Petty seemed calm about the outcome.
“Let me say I have never had any hard feelings toward Sam,” he said in a statement. “All my years of songwriting have shown me these things can happen. Most times you catch it before it gets out the studio door but in this case it got by. Sam's people were very understanding of our predicament and we easily came to an agreement. The word lawsuit was never even said and was never my intention. And no more was to be said about it.”
EFF’s stupid patent of the month
The Electronic Frontier Foundation has revealed its Stupid Patent of the Month – US Patent 8,529,350. The patent is titled “Method and System for Increased Realism in Video Games” and is owned by White Knuckle.

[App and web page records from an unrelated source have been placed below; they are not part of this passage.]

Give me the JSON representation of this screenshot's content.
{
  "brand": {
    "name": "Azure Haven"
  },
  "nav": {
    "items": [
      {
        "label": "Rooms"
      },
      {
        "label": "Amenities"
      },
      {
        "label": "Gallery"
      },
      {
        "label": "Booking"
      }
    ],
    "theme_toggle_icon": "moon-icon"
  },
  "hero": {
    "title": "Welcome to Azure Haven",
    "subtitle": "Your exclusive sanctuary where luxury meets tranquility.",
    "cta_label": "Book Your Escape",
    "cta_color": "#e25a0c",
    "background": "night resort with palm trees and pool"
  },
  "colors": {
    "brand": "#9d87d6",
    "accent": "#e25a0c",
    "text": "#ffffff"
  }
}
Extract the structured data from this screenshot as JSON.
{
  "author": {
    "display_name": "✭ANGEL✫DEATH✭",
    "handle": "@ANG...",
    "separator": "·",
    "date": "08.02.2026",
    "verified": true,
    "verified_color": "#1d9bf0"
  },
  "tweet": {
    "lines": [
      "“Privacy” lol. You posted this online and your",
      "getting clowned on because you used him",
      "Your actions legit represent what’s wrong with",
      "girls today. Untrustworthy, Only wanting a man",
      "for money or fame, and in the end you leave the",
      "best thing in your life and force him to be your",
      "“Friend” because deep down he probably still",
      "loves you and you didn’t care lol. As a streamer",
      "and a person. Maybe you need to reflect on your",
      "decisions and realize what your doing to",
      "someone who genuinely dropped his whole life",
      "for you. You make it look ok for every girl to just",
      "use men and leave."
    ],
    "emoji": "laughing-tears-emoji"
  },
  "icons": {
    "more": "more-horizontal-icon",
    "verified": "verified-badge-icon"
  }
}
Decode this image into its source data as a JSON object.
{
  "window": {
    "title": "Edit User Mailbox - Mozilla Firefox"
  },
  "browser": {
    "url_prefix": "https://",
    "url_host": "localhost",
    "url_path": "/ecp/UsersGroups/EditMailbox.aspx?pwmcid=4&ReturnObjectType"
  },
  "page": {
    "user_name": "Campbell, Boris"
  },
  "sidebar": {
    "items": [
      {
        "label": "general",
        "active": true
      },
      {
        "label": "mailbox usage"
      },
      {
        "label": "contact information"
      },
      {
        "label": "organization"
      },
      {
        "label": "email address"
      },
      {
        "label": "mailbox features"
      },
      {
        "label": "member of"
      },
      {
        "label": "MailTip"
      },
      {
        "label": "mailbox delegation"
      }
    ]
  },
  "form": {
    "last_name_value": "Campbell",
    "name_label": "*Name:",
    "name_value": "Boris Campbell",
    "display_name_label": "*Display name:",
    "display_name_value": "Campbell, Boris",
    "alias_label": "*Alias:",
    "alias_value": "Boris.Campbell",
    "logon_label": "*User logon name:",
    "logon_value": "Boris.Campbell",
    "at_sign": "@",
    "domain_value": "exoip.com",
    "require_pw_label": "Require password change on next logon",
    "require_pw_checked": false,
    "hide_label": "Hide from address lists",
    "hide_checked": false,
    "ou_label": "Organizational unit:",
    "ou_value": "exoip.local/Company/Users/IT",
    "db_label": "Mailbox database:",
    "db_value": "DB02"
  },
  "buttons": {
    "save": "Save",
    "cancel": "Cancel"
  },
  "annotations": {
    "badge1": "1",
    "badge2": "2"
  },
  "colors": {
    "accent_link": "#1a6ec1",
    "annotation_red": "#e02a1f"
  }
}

EFF commented: “Like most trolls, White Knuckle doesn’t seem to sell or manufacture anything, but does happen to have this patent on remotely updating a sports video game based on real-world events – a player injury or a change in a stadium, such as new grass. And they used it this month to go after Electronic Arts, the largest sports video game manufacturer, for infringement. Specifically, White Knuckle calls out the last five years of NCAA Football games and the last five years of Tiger Woods PGA Tour games.”
The patent covers a computer configured to provide a sports video game with “parameters” that can be updated over the internet.
Also on the blog this week:
Bifurcation and the UPC – comments welcome!
Alibaba's counterfeits spat may signal e-commerce shift
Meet the new model patent litigator
An insight into IP in Turkey
In our news and analysis this week:
Rules that reflect different traditions
Trade mark guidance from the CJEU in 2014
MCM asks Federal Circuit to find IPR statute unconstitutional
Pillsbury adds four partners in Texas
Petrella may help photographer’s Air Jordan copyright claim
Myriad settles BRCA litigation following Federal Circuit ruling
What you need to know about evidence on both sides of the Atlantic
How to survive multinational patent litigation
A spotlight on parliamentary lobbying
Is China’s utility model system getting a bad rap?
KIPO looks to reduce examiner workload
USPTO appoints law professor as Detroit satellite office director
New lawyer for Gorodissky
Valideus launches in US with Neuman hire
Vietnam: Preliminary injunctions in IP cases
Considerations on big data licensing
IP Clinic: Should I set up my own IP boutique?
Shifting attitudes to injunctions in patent cases
The Unitary Patent for non-litigators
A mixed year for EU design cases